• [WHAT THE TASK REQUIRES]: A word-for-word repetition of all the entries is required.

=== INPUT MATERIAL ===

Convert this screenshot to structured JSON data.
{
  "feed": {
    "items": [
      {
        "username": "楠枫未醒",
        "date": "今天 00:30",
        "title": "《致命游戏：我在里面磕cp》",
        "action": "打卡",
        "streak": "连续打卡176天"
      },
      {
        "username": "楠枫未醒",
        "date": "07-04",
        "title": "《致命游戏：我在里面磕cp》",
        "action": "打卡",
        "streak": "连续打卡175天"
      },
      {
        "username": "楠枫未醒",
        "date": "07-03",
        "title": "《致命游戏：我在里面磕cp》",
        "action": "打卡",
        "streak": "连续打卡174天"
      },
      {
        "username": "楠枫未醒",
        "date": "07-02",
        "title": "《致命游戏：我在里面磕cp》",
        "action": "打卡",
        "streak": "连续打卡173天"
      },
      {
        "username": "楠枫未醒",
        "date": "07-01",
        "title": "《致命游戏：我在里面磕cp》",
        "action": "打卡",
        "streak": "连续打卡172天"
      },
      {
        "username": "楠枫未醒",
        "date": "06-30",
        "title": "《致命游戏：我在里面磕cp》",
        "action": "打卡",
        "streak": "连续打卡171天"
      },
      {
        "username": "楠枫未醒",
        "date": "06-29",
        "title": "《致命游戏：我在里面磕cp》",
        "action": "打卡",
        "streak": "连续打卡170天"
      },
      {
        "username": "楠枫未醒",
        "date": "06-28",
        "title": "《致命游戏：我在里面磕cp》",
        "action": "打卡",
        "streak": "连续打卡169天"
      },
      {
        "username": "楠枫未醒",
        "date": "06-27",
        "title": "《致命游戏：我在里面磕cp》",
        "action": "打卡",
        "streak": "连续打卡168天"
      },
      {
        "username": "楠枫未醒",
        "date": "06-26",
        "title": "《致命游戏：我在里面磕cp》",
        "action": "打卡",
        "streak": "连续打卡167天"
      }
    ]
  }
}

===

• [TASK SOLUTION]:
Convert this screenshot to structured JSON data.
{
  "feed": {
    "items": [
      {
        "username": "楠枫未醒",
        "date": "今天 00:30",
        "title": "《致命游戏：我在里面磕cp》",
        "action": "打卡",
        "streak": "连续打卡176天"
      },
      {
        "username": "楠枫未醒",
        "date": "07-04",
        "title": "《致命游戏：我在里面磕cp》",
        "action": "打卡",
        "streak": "连续打卡175天"
      },
      {
        "username": "楠枫未醒",
        "date": "07-03",
        "title": "《致命游戏：我在里面磕cp》",
        "action": "打卡",
        "streak": "连续打卡174天"
      },
      {
        "username": "楠枫未醒",
        "date": "07-02",
        "title": "《致命游戏：我在里面磕cp》",
        "action": "打卡",
        "streak": "连续打卡173天"
      },
      {
        "username": "楠枫未醒",
        "date": "07-01",
        "title": "《致命游戏：我在里面磕cp》",
        "action": "打卡",
        "streak": "连续打卡172天"
      },
      {
        "username": "楠枫未醒",
        "date": "06-30",
        "title": "《致命游戏：我在里面磕cp》",
        "action": "打卡",
        "streak": "连续打卡171天"
      },
      {
        "username": "楠枫未醒",
        "date": "06-29",
        "title": "《致命游戏：我在里面磕cp》",
        "action": "打卡",
        "streak": "连续打卡170天"
      },
      {
        "username": "楠枫未醒",
        "date": "06-28",
        "title": "《致命游戏：我在里面磕cp》",
        "action": "打卡",
        "streak": "连续打卡169天"
      },
      {
        "username": "楠枫未醒",
        "date": "06-27",
        "title": "《致命游戏：我在里面磕cp》",
        "action": "打卡",
        "streak": "连续打卡168天"
      },
      {
        "username": "楠枫未醒",
        "date": "06-26",
        "title": "《致命游戏：我在里面磕cp》",
        "action": "打卡",
        "streak": "连续打卡167天"
      }
    ]
  }
}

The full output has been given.